(Records excerpted from a collection)
- Opening Delimiter -

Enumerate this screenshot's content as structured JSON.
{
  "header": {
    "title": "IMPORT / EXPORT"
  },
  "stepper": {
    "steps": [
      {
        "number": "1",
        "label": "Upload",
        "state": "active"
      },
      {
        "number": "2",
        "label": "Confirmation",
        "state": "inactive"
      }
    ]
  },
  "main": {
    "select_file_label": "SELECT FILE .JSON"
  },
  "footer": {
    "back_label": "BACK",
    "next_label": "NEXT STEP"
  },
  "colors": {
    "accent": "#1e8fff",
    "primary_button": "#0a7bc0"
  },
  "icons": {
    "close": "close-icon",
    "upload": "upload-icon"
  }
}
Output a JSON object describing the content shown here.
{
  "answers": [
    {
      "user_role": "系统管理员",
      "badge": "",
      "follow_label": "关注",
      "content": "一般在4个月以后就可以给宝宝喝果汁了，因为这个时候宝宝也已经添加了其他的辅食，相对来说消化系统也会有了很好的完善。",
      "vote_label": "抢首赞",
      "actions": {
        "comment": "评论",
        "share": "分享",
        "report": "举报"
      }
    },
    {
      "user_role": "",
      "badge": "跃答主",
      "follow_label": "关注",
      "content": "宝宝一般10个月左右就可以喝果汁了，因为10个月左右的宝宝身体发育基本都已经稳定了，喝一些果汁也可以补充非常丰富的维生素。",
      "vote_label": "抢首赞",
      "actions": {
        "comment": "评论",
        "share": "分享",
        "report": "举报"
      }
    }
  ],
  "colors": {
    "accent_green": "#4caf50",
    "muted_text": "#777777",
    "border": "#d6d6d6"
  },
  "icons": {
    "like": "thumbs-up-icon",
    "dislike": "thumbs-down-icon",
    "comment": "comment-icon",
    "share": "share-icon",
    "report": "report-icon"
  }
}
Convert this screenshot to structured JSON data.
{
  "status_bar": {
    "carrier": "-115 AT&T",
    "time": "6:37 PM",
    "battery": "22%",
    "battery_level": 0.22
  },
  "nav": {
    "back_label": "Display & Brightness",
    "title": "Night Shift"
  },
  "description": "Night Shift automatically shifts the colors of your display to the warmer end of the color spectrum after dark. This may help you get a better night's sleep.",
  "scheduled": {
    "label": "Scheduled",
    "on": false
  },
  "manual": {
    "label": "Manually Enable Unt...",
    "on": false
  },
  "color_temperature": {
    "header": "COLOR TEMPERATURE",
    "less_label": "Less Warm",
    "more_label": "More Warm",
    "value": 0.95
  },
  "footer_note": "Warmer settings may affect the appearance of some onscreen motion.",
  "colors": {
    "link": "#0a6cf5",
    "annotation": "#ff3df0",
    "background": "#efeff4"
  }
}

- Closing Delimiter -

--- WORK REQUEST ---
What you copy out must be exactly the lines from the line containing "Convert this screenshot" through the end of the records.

--- RESPONSE BOX ---
Convert this screenshot to structured JSON data.
{
  "status_bar": {
    "carrier": "-115 AT&T",
    "time": "6:37 PM",
    "battery": "22%",
    "battery_level": 0.22
  },
  "nav": {
    "back_label": "Display & Brightness",
    "title": "Night Shift"
  },
  "description": "Night Shift automatically shifts the colors of your display to the warmer end of the color spectrum after dark. This may help you get a better night's sleep.",
  "scheduled": {
    "label": "Scheduled",
    "on": false
  },
  "manual": {
    "label": "Manually Enable Unt...",
    "on": false
  },
  "color_temperature": {
    "header": "COLOR TEMPERATURE",
    "less_label": "Less Warm",
    "more_label": "More Warm",
    "value": 0.95
  },
  "footer_note": "Warmer settings may affect the appearance of some onscreen motion.",
  "colors": {
    "link": "#0a6cf5",
    "annotation": "#ff3df0",
    "background": "#efeff4"
  }
}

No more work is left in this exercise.